> ACTIVITY
Please filter the listing below and copy out the lines that hold "false".

*** Begin section ***

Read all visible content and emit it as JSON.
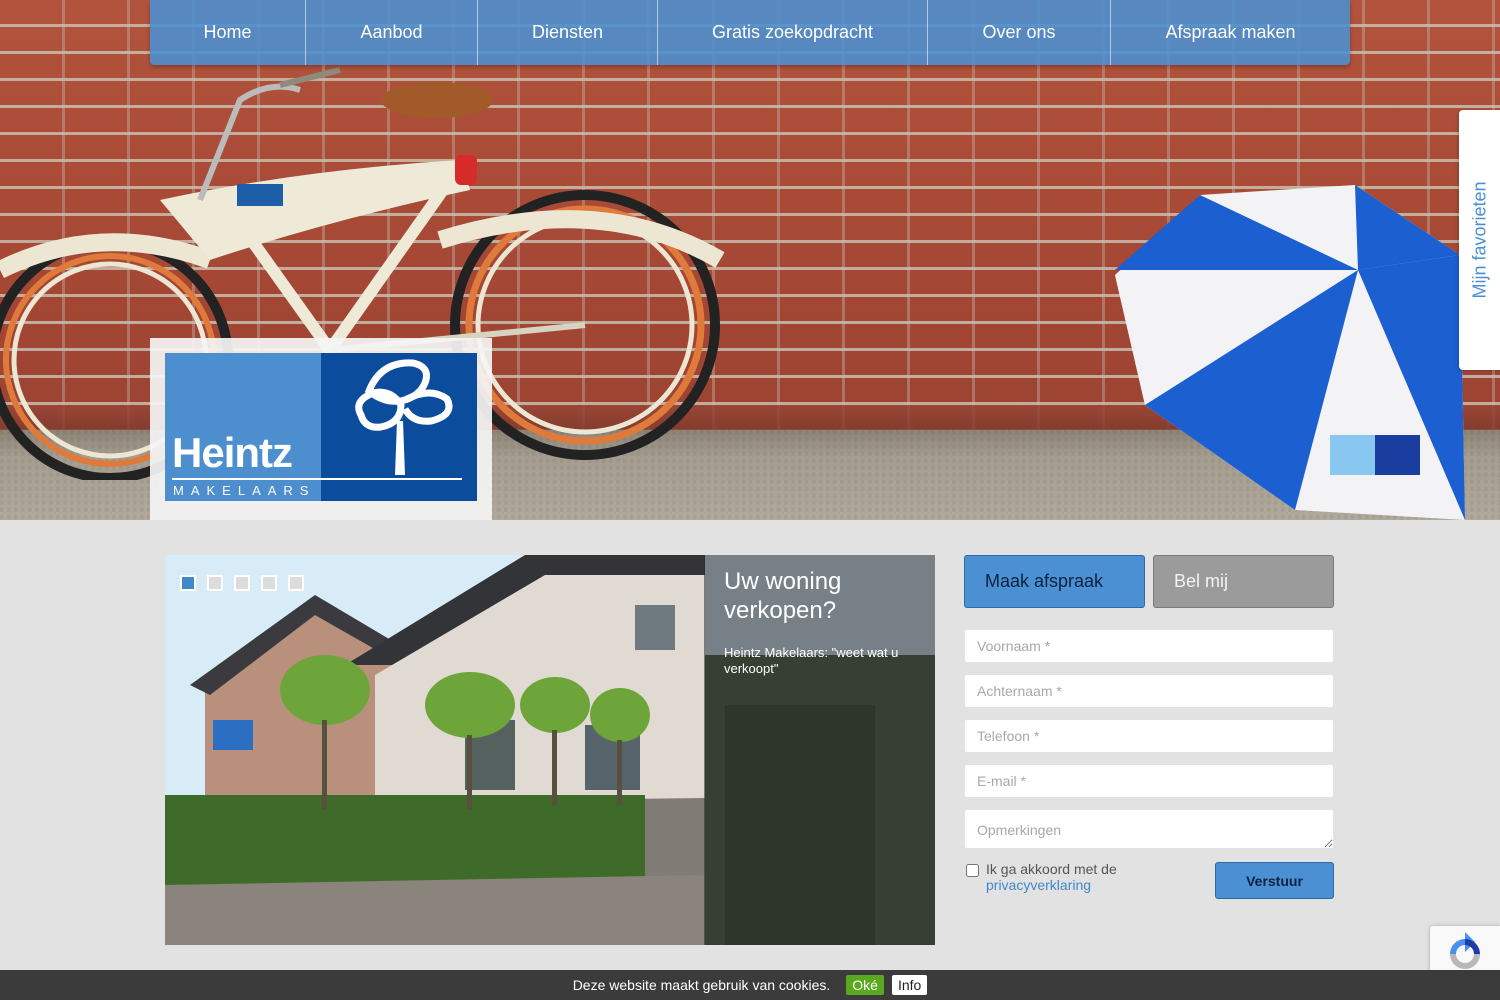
{
  "nav": {
    "items": [
      {
        "label": "Home"
      },
      {
        "label": "Aanbod"
      },
      {
        "label": "Diensten"
      },
      {
        "label": "Gratis zoekopdracht"
      },
      {
        "label": "Over ons"
      },
      {
        "label": "Afspraak maken"
      }
    ]
  },
  "logo": {
    "brand": "Heintz",
    "subtitle": "MAKELAARS",
    "icon": "tree-icon"
  },
  "favorites": {
    "label": "Mijn favorieten"
  },
  "slider": {
    "slide_count": 5,
    "active_index": 0,
    "caption_title": "Uw woning verkopen?",
    "caption_text": "Heintz Makelaars: \"weet wat u verkoopt\""
  },
  "form": {
    "tabs": [
      {
        "label": "Maak afspraak",
        "active": true
      },
      {
        "label": "Bel mij",
        "active": false
      }
    ],
    "fields": {
      "firstname_placeholder": "Voornaam *",
      "lastname_placeholder": "Achternaam *",
      "phone_placeholder": "Telefoon *",
      "email_placeholder": "E-mail *",
      "remarks_placeholder": "Opmerkingen"
    },
    "consent_text": "Ik ga akkoord met de",
    "consent_link": "privacyverklaring",
    "consent_checked": false,
    "submit_label": "Verstuur"
  },
  "recaptcha": {
    "icon": "recaptcha-icon"
  },
  "cookie_bar": {
    "text": "Deze website maakt gebruik van cookies.",
    "ok_label": "Oké",
    "info_label": "Info"
  },
  "colors": {
    "brand_blue": "#4a90d2",
    "brand_dark_blue": "#0b4c9c",
    "cookie_ok_green": "#5aa81e",
    "page_background": "#e2e2e2"
  }
}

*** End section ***

> WRITTEN RESPONSE
        "active": false
    "consent_checked": false,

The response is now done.